Print all of the data exactly, with no line missing.

##### RECORDS FOR PROCESSING #####

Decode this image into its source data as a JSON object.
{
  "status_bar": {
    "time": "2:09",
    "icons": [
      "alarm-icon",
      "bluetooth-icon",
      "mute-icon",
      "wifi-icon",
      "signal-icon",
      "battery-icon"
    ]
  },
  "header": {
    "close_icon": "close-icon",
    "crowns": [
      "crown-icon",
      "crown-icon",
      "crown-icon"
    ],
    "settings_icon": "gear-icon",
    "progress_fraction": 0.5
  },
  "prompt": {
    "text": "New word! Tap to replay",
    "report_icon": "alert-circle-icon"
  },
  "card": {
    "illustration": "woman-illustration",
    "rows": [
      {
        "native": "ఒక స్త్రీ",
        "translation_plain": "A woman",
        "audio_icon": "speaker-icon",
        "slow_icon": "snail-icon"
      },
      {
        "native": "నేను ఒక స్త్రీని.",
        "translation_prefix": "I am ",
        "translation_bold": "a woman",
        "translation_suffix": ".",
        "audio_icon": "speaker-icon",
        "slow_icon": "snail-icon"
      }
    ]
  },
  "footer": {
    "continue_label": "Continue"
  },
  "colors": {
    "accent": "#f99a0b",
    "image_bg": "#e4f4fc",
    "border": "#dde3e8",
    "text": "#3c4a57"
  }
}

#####

RESPONSE TO THIS TASK.
Decode this image into its source data as a JSON object.
{
  "status_bar": {
    "time": "2:09",
    "icons": [
      "alarm-icon",
      "bluetooth-icon",
      "mute-icon",
      "wifi-icon",
      "signal-icon",
      "battery-icon"
    ]
  },
  "header": {
    "close_icon": "close-icon",
    "crowns": [
      "crown-icon",
      "crown-icon",
      "crown-icon"
    ],
    "settings_icon": "gear-icon",
    "progress_fraction": 0.5
  },
  "prompt": {
    "text": "New word! Tap to replay",
    "report_icon": "alert-circle-icon"
  },
  "card": {
    "illustration": "woman-illustration",
    "rows": [
      {
        "native": "ఒక స్త్రీ",
        "translation_plain": "A woman",
        "audio_icon": "speaker-icon",
        "slow_icon": "snail-icon"
      },
      {
        "native": "నేను ఒక స్త్రీని.",
        "translation_prefix": "I am ",
        "translation_bold": "a woman",
        "translation_suffix": ".",
        "audio_icon": "speaker-icon",
        "slow_icon": "snail-icon"
      }
    ]
  },
  "footer": {
    "continue_label": "Continue"
  },
  "colors": {
    "accent": "#f99a0b",
    "image_bg": "#e4f4fc",
    "border": "#dde3e8",
    "text": "#3c4a57"
  }
}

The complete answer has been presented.